*Task item:*
Whenever a line in the listing contains "JSON", copy that line.

*The data:*
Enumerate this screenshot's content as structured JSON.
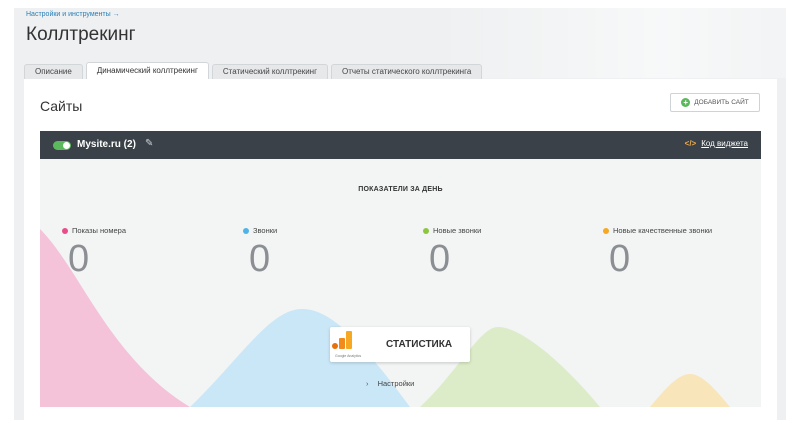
{
  "breadcrumb": "Настройки и инструменты →",
  "page_title": "Коллтрекинг",
  "tabs": [
    {
      "label": "Описание",
      "active": false
    },
    {
      "label": "Динамический коллтрекинг",
      "active": true
    },
    {
      "label": "Статический коллтрекинг",
      "active": false
    },
    {
      "label": "Отчеты статического коллтрекинга",
      "active": false
    }
  ],
  "section": {
    "title": "Сайты",
    "add_button": "ДОБАВИТЬ САЙТ"
  },
  "site": {
    "name": "Mysite.ru (2)",
    "toggle_on": true,
    "widget_link": "Код виджета"
  },
  "stats": {
    "heading": "ПОКАЗАТЕЛИ ЗА ДЕНЬ",
    "metrics": [
      {
        "label": "Показы номера",
        "value": "0",
        "color": "#ea4c89"
      },
      {
        "label": "Звонки",
        "value": "0",
        "color": "#4fb3e8"
      },
      {
        "label": "Новые звонки",
        "value": "0",
        "color": "#8cc63f"
      },
      {
        "label": "Новые качественные звонки",
        "value": "0",
        "color": "#f7a823"
      }
    ],
    "card_title": "СТАТИСТИКА",
    "ga_label": "Google Analytics",
    "settings_link": "Настройки"
  },
  "icons": {
    "add": "plus-circle-icon",
    "edit": "pencil-icon",
    "widget": "code-icon",
    "settings": "chevron-right-icon",
    "analytics": "google-analytics-icon"
  }
}
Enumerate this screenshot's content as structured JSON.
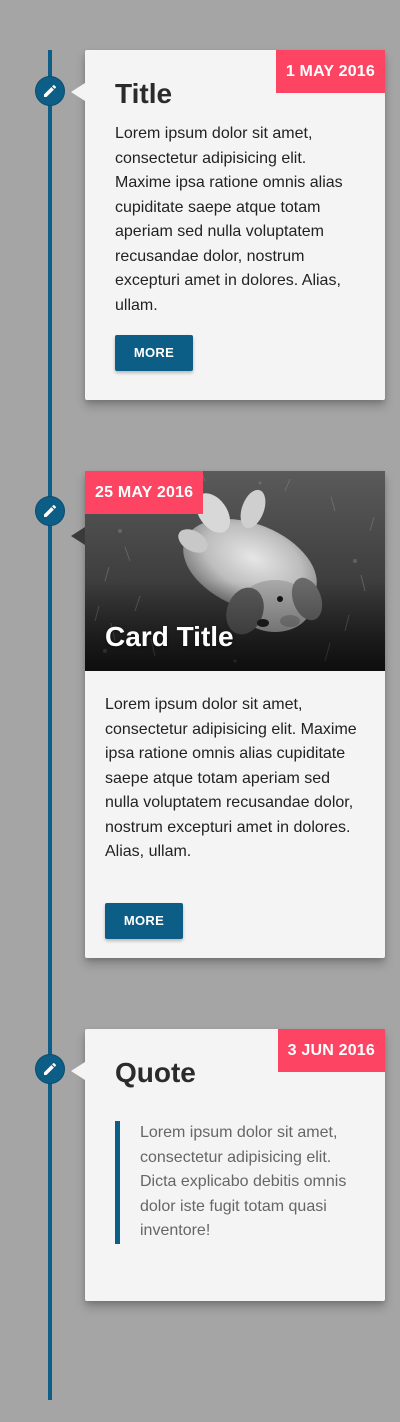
{
  "colors": {
    "background": "#a5a5a5",
    "accent": "#0d5e86",
    "date_badge": "#fd4563",
    "card": "#f4f4f4"
  },
  "timeline": {
    "marker_icon": "pencil-icon",
    "items": [
      {
        "type": "text",
        "date": "1 MAY 2016",
        "title": "Title",
        "text": "Lorem ipsum dolor sit amet, consectetur adipisicing elit. Maxime ipsa ratione omnis alias cupiditate saepe atque totam aperiam sed nulla voluptatem recusandae dolor, nostrum excepturi amet in dolores. Alias, ullam.",
        "button_label": "MORE"
      },
      {
        "type": "image",
        "date": "25 MAY 2016",
        "title": "Card Title",
        "image": "dog-photo",
        "text": "Lorem ipsum dolor sit amet, consectetur adipisicing elit. Maxime ipsa ratione omnis alias cupiditate saepe atque totam aperiam sed nulla voluptatem recusandae dolor, nostrum excepturi amet in dolores. Alias, ullam.",
        "button_label": "MORE"
      },
      {
        "type": "quote",
        "date": "3 JUN 2016",
        "title": "Quote",
        "quote": "Lorem ipsum dolor sit amet, consectetur adipisicing elit. Dicta explicabo debitis omnis dolor iste fugit totam quasi inventore!"
      }
    ]
  }
}
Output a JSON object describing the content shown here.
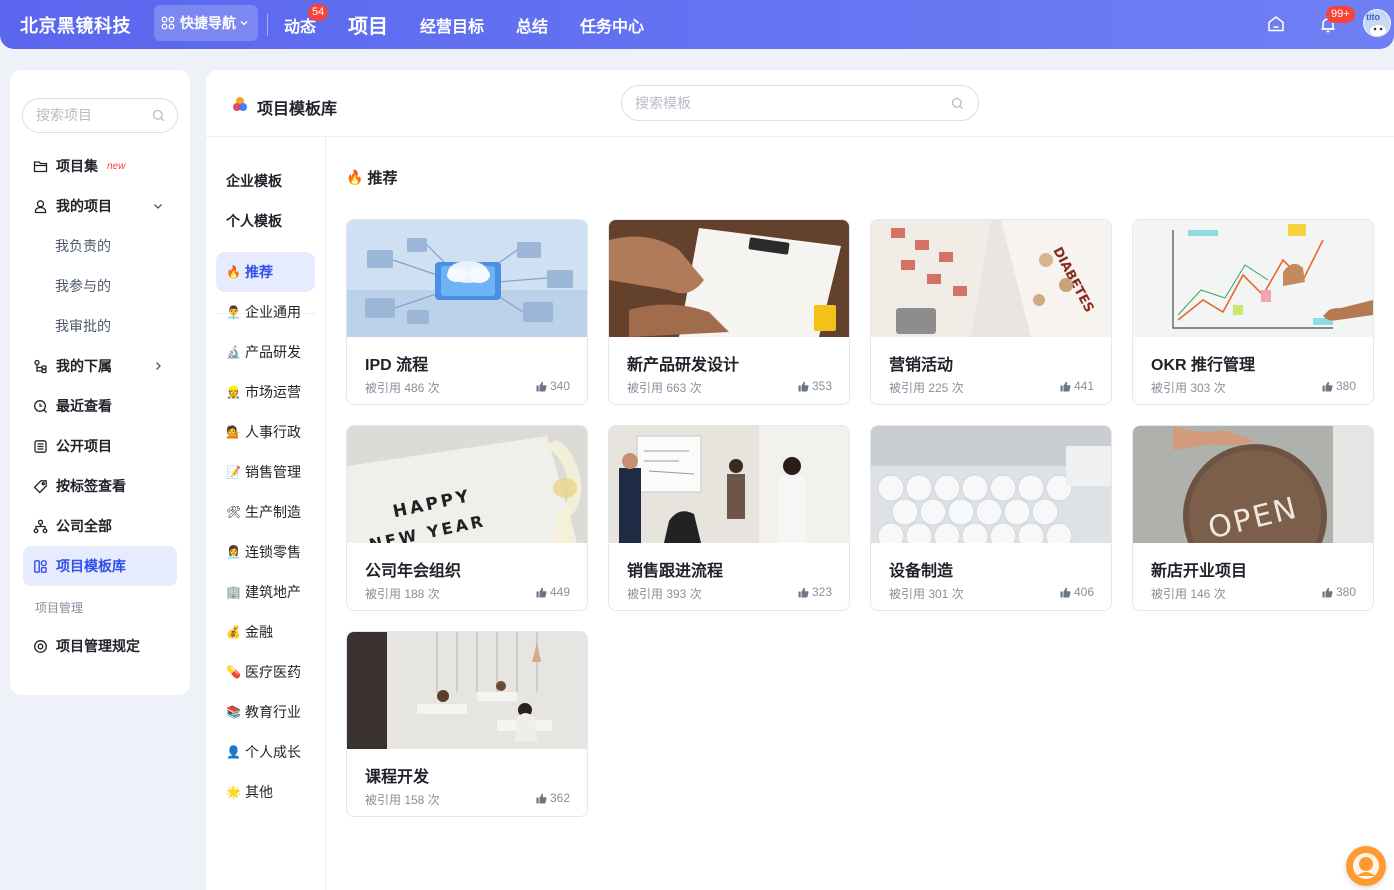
{
  "app": {
    "brand": "北京黑镜科技"
  },
  "topnav": {
    "quicknav_label": "快捷导航",
    "items": [
      {
        "label": "动态",
        "badge": "54"
      },
      {
        "label": "项目"
      },
      {
        "label": "经营目标"
      },
      {
        "label": "总结"
      },
      {
        "label": "任务中心"
      }
    ],
    "notification_badge": "99+",
    "avatar_text": "tito"
  },
  "sidebar": {
    "search_placeholder": "搜索项目",
    "items": [
      {
        "label": "项目集",
        "tag": "new",
        "icon": "folder-icon"
      },
      {
        "label": "我的项目",
        "icon": "user-icon"
      },
      {
        "label": "我负责的"
      },
      {
        "label": "我参与的"
      },
      {
        "label": "我审批的"
      },
      {
        "label": "我的下属",
        "icon": "org-icon"
      },
      {
        "label": "最近查看",
        "icon": "recent-icon"
      },
      {
        "label": "公开项目",
        "icon": "list-icon"
      },
      {
        "label": "按标签查看",
        "icon": "tag-icon"
      },
      {
        "label": "公司全部",
        "icon": "company-icon"
      },
      {
        "label": "项目模板库",
        "icon": "template-icon"
      },
      {
        "label": "项目管理规定",
        "icon": "rules-icon"
      }
    ],
    "group_label": "项目管理"
  },
  "main": {
    "title": "项目模板库",
    "search_placeholder": "搜索模板",
    "section_title": "推荐",
    "categories": [
      {
        "label": "企业模板",
        "emoji": ""
      },
      {
        "label": "个人模板",
        "emoji": ""
      },
      {
        "label": "推荐",
        "emoji": "🔥"
      },
      {
        "label": "企业通用",
        "emoji": "👨‍💼"
      },
      {
        "label": "产品研发",
        "emoji": "🔬"
      },
      {
        "label": "市场运营",
        "emoji": "👷"
      },
      {
        "label": "人事行政",
        "emoji": "💁"
      },
      {
        "label": "销售管理",
        "emoji": "📝"
      },
      {
        "label": "生产制造",
        "emoji": "🛠"
      },
      {
        "label": "连锁零售",
        "emoji": "👩‍💼"
      },
      {
        "label": "建筑地产",
        "emoji": "🏢"
      },
      {
        "label": "金融",
        "emoji": "💰"
      },
      {
        "label": "医疗医药",
        "emoji": "💊"
      },
      {
        "label": "教育行业",
        "emoji": "📚"
      },
      {
        "label": "个人成长",
        "emoji": "👤"
      },
      {
        "label": "其他",
        "emoji": "🌟"
      }
    ],
    "cards": [
      {
        "title": "IPD 流程",
        "uses": "被引用 486 次",
        "likes": "340"
      },
      {
        "title": "新产品研发设计",
        "uses": "被引用 663 次",
        "likes": "353"
      },
      {
        "title": "营销活动",
        "uses": "被引用 225 次",
        "likes": "441"
      },
      {
        "title": "OKR 推行管理",
        "uses": "被引用 303 次",
        "likes": "380"
      },
      {
        "title": "公司年会组织",
        "uses": "被引用 188 次",
        "likes": "449"
      },
      {
        "title": "销售跟进流程",
        "uses": "被引用 393 次",
        "likes": "323"
      },
      {
        "title": "设备制造",
        "uses": "被引用 301 次",
        "likes": "406"
      },
      {
        "title": "新店开业项目",
        "uses": "被引用 146 次",
        "likes": "380"
      },
      {
        "title": "课程开发",
        "uses": "被引用 158 次",
        "likes": "362"
      }
    ],
    "thumb_text": {
      "diabetes": "DIABETES",
      "happy": "HAPPY",
      "new_year": "NEW YEAR",
      "open": "OPEN"
    }
  },
  "colors": {
    "accent": "#3350e8",
    "topbar": "#5a66ee",
    "badge": "#f5453b"
  }
}
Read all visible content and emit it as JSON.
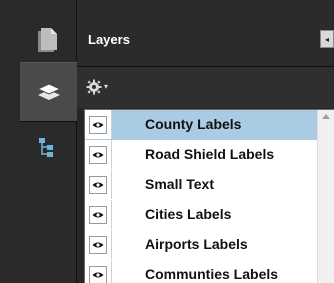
{
  "sidebar": {
    "buttons": [
      {
        "id": "pages",
        "icon": "page-icon"
      },
      {
        "id": "layers",
        "icon": "layers-icon",
        "active": true
      },
      {
        "id": "model-tree",
        "icon": "model-tree-icon"
      }
    ]
  },
  "panel": {
    "title": "Layers",
    "collapse_icon": "◂",
    "options_icon": "gear-icon",
    "options_caret": "▾"
  },
  "layers": [
    {
      "label": "County Labels",
      "visible": true,
      "selected": true
    },
    {
      "label": "Road Shield Labels",
      "visible": true,
      "selected": false
    },
    {
      "label": "Small Text",
      "visible": true,
      "selected": false
    },
    {
      "label": "Cities Labels",
      "visible": true,
      "selected": false
    },
    {
      "label": "Airports Labels",
      "visible": true,
      "selected": false
    },
    {
      "label": "Communties Labels",
      "visible": true,
      "selected": false
    }
  ],
  "colors": {
    "selected_row": "#a9cbe3",
    "panel_bg": "#262626"
  }
}
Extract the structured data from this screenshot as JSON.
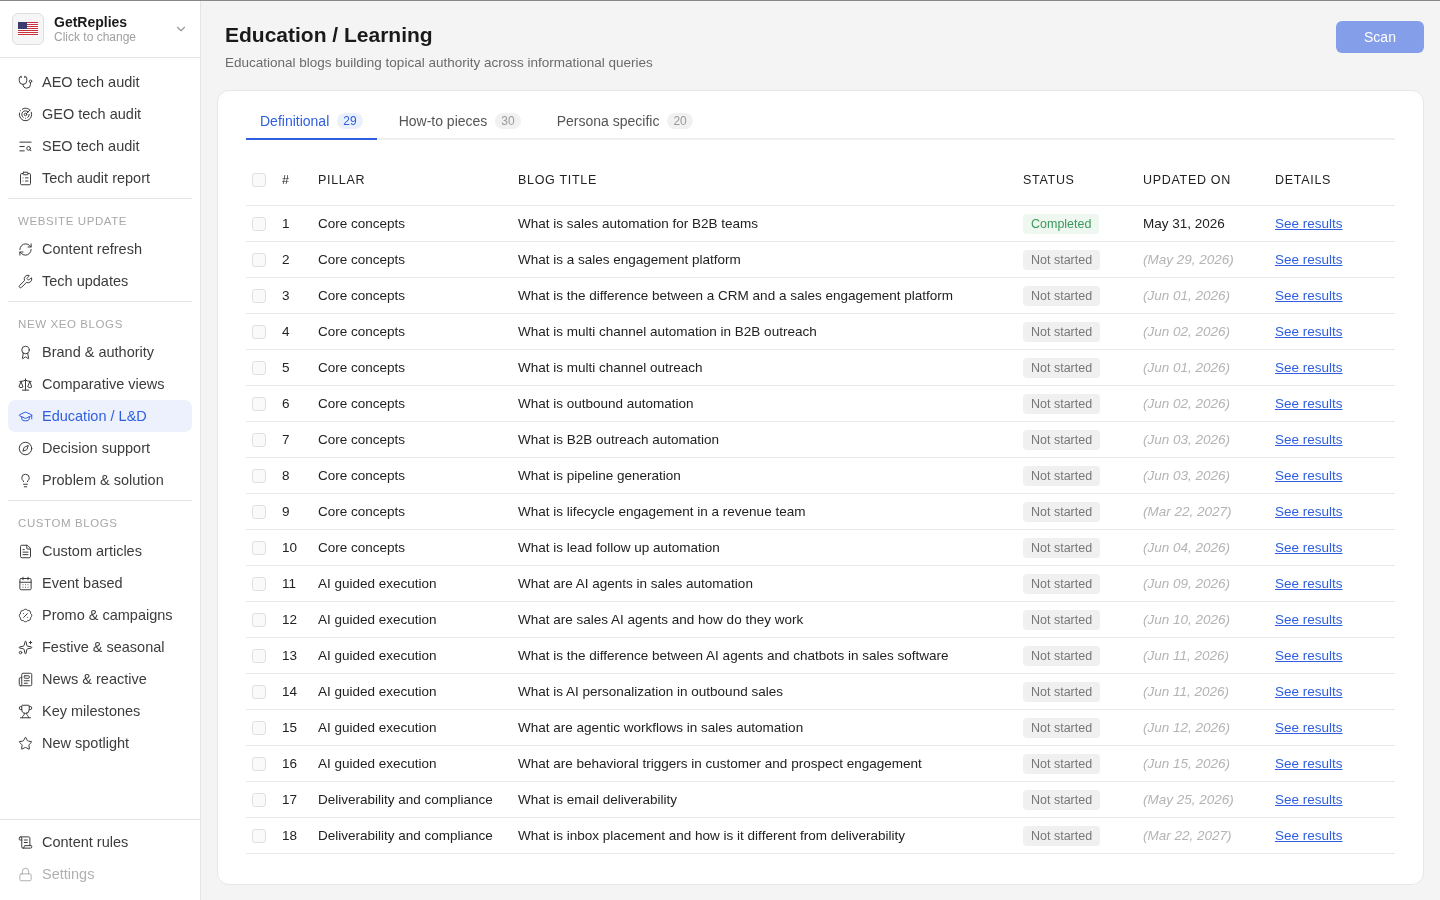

*Reply to the exercise:*
Enumerate this screenshot's content as structured JSON.
Enumerate this screenshot's content as structured JSON.
Output a JSON object describing the content shown here.
Read all visible content and emit it as JSON.
Extract the structured data from this screenshot as JSON.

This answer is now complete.